> _TASK DETAILS_: In the records below, find each line holding the word "JSON" and copy it.

> _RECORDS PROVIDED_:

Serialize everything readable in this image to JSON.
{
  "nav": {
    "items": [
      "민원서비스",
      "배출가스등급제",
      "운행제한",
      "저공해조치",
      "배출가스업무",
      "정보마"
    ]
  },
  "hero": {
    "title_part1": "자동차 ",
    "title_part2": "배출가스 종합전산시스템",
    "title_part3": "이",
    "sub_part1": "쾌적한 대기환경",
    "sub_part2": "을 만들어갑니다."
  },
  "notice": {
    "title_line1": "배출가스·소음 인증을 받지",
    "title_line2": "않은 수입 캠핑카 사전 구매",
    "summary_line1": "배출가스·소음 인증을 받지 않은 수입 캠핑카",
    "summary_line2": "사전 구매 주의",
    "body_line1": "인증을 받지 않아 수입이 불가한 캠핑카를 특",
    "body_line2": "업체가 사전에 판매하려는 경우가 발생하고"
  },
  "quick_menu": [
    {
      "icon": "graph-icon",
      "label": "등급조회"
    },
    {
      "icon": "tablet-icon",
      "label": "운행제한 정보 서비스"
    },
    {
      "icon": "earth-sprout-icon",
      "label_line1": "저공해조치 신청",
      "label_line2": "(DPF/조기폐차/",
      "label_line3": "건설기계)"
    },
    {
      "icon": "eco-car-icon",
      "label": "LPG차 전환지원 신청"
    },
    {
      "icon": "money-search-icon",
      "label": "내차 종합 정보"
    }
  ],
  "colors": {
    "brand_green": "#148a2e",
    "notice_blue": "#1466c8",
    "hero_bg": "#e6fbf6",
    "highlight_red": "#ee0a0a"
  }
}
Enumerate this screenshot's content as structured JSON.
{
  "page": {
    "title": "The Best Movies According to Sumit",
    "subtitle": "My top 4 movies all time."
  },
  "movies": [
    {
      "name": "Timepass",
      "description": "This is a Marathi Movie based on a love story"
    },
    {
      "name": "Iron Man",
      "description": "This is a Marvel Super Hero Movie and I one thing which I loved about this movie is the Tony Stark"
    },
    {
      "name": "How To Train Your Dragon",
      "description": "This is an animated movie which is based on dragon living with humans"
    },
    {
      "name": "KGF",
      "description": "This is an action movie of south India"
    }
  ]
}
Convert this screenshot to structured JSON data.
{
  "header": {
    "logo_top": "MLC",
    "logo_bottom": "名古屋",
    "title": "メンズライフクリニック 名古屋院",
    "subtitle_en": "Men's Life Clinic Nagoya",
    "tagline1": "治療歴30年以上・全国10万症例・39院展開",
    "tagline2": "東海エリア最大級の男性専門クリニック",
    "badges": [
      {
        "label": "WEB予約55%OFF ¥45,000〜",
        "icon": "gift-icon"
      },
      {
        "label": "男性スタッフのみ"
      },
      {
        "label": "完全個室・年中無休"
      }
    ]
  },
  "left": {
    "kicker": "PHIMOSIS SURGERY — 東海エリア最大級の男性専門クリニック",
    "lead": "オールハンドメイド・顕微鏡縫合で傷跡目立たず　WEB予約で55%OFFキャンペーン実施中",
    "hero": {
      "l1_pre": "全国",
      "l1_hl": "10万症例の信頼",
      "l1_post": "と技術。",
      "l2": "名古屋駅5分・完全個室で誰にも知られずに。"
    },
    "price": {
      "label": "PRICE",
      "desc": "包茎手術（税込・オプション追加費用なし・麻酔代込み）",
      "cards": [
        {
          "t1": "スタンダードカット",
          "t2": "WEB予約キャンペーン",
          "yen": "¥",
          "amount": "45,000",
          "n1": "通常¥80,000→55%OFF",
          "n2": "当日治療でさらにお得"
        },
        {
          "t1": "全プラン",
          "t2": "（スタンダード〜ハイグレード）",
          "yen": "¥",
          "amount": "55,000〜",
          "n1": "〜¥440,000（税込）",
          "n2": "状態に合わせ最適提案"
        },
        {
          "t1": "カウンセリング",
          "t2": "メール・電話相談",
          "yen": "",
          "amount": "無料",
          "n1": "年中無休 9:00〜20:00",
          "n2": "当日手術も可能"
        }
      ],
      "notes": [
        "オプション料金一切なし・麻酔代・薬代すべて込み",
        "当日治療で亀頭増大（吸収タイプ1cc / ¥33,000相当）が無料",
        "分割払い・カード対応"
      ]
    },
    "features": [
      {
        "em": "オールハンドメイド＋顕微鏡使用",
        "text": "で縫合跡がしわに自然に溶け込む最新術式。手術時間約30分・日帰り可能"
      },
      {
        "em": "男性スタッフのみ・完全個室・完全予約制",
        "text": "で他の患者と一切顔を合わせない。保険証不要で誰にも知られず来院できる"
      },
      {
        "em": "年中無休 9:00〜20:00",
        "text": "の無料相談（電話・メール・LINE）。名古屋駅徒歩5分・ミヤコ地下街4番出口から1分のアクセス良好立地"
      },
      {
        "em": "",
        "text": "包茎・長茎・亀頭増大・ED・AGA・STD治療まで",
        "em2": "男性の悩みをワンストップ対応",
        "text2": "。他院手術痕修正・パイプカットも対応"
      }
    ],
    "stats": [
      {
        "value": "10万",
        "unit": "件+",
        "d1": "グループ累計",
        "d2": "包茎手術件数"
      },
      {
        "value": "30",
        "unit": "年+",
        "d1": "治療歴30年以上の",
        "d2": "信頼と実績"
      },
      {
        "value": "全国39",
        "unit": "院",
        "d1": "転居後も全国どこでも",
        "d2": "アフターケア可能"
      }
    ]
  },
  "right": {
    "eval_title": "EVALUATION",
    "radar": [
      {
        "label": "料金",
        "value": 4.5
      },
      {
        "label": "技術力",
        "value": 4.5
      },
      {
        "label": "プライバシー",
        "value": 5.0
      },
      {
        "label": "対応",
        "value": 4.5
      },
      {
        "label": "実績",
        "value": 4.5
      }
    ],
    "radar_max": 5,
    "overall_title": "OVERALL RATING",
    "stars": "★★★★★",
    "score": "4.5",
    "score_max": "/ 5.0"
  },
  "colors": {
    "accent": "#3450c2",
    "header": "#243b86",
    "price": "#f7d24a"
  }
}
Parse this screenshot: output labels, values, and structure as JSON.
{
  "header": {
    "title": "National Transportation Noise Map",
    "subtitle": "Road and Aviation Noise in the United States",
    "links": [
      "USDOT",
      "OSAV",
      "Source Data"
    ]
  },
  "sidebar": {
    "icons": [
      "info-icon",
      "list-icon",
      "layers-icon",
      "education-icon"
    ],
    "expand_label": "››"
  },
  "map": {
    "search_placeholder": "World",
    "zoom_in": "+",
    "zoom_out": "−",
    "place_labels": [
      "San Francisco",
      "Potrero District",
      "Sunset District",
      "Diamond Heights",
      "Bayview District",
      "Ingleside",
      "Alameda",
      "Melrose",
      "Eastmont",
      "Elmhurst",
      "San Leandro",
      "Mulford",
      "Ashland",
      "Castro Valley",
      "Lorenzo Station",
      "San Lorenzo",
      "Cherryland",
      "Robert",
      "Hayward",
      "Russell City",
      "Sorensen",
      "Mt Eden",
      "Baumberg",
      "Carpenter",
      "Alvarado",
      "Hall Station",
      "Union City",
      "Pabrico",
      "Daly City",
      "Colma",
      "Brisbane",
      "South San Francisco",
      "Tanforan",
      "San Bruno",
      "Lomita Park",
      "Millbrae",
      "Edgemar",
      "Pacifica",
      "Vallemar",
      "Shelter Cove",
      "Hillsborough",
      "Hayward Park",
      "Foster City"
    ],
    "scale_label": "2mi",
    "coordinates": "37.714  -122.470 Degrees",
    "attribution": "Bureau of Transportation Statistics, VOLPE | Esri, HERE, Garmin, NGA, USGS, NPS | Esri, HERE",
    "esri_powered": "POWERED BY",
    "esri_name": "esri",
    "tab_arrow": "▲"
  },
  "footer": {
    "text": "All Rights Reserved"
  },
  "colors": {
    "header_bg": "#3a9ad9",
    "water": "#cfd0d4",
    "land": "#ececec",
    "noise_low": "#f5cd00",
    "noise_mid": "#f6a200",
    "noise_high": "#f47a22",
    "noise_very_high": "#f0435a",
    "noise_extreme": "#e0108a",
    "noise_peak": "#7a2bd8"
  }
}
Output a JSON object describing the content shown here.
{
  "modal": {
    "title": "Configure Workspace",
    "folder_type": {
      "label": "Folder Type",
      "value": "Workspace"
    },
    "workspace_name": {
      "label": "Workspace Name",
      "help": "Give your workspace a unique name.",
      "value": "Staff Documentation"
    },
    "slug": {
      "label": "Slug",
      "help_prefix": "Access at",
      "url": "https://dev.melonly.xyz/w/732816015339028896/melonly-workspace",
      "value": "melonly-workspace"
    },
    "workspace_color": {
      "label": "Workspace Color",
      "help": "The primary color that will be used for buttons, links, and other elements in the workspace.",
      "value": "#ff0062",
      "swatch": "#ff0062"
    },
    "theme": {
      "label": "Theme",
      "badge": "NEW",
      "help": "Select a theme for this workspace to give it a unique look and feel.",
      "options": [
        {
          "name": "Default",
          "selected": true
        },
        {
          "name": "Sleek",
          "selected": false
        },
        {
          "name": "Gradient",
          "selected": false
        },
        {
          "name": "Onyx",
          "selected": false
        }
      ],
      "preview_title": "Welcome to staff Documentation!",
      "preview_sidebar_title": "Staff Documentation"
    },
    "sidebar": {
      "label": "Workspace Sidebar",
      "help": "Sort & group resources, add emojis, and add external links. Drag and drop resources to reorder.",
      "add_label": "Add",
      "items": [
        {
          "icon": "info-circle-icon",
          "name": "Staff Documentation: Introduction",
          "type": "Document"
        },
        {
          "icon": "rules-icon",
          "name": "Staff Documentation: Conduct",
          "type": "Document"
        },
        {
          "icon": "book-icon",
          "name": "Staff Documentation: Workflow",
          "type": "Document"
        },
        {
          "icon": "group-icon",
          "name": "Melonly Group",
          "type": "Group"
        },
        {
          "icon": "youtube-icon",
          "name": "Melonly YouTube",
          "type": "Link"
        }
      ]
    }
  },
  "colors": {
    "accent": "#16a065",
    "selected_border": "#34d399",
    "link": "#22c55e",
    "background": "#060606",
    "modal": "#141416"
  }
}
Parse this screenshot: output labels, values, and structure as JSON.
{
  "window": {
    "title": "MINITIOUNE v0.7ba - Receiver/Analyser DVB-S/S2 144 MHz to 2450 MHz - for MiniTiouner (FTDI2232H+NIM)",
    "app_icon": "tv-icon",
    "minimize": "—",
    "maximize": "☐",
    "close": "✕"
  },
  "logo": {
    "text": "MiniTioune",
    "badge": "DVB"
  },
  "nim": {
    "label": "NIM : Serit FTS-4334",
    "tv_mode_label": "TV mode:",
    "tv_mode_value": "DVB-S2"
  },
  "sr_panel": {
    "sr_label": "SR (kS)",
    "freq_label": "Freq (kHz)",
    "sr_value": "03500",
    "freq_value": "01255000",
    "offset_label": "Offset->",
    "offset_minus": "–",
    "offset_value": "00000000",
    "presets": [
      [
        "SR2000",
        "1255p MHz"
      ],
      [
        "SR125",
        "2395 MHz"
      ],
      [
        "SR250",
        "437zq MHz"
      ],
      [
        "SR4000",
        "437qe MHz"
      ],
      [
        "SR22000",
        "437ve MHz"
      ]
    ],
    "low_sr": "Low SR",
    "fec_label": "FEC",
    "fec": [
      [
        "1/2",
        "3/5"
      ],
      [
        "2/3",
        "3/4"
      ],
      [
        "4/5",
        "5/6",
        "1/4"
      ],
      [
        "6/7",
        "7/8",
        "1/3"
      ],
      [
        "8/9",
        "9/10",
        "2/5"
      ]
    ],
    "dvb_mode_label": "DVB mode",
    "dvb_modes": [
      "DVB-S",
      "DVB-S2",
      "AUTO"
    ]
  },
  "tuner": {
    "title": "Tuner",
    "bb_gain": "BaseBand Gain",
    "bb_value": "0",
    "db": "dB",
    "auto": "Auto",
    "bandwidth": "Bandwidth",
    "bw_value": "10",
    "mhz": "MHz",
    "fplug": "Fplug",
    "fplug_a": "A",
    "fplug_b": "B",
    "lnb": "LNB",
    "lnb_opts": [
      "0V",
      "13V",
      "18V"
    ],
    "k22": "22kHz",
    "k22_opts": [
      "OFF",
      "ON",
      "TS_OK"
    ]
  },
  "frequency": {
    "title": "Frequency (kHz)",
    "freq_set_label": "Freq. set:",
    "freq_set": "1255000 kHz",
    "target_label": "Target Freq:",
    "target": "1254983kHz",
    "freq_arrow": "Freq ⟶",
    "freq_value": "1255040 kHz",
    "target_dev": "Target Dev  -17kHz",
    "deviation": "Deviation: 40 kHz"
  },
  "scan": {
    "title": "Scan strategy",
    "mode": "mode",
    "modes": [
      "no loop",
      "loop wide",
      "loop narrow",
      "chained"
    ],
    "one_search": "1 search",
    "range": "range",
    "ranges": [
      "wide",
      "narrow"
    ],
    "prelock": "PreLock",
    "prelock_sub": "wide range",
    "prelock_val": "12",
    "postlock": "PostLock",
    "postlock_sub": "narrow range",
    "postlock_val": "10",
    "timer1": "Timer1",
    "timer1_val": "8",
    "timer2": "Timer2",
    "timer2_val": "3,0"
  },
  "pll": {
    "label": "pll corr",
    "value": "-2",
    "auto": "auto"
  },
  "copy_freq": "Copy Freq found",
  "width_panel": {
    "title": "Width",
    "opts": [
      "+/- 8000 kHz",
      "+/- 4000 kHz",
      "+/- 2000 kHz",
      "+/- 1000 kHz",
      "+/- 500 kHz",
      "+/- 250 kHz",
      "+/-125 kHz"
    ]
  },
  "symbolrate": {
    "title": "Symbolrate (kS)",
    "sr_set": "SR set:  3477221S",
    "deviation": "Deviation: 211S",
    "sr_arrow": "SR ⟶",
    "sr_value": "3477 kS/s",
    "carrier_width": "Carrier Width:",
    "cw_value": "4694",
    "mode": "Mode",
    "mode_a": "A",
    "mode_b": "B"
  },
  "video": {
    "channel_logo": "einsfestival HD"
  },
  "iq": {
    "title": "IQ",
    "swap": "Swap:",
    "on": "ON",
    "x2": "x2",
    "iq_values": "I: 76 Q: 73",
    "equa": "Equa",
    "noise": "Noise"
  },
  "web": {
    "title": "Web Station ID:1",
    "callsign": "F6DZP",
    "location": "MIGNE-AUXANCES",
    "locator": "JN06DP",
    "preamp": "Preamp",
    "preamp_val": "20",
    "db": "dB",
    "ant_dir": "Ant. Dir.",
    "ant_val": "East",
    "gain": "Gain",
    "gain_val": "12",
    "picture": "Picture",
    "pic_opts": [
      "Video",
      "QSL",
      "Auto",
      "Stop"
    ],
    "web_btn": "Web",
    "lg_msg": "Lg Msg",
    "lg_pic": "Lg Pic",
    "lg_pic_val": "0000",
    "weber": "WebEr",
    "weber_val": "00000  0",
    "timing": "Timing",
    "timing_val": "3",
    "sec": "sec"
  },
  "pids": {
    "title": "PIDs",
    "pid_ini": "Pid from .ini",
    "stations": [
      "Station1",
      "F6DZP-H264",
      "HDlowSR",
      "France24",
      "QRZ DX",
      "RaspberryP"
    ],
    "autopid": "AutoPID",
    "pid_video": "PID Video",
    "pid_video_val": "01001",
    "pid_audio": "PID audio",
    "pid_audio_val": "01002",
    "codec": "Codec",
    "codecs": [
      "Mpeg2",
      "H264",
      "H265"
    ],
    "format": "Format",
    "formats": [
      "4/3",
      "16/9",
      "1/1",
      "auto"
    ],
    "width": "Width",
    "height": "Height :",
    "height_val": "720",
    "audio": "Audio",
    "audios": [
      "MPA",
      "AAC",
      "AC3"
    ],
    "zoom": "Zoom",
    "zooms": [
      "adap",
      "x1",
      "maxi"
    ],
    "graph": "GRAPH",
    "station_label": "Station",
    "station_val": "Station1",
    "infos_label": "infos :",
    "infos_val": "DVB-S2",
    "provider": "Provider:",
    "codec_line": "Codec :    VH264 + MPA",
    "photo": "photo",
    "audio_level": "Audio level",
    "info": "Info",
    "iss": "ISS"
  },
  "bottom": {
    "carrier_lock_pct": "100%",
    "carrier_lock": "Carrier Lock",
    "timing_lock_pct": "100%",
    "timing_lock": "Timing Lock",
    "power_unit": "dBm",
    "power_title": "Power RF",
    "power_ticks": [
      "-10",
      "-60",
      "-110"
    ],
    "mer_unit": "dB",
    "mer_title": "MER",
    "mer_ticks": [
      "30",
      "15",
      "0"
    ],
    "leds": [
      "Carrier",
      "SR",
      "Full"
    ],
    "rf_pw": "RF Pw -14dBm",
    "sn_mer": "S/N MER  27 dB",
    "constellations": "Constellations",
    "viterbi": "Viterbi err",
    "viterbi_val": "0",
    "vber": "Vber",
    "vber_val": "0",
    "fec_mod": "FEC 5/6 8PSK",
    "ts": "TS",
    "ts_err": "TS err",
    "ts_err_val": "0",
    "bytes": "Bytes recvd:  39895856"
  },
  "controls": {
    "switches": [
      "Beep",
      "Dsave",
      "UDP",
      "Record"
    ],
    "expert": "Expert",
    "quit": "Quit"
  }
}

> _WRITTEN RESPONSE_:
Serialize everything readable in this image to JSON.
Enumerate this screenshot's content as structured JSON.
Convert this screenshot to structured JSON data.
Parse this screenshot: output labels, values, and structure as JSON.
Output a JSON object describing the content shown here.
Parse this screenshot: output labels, values, and structure as JSON.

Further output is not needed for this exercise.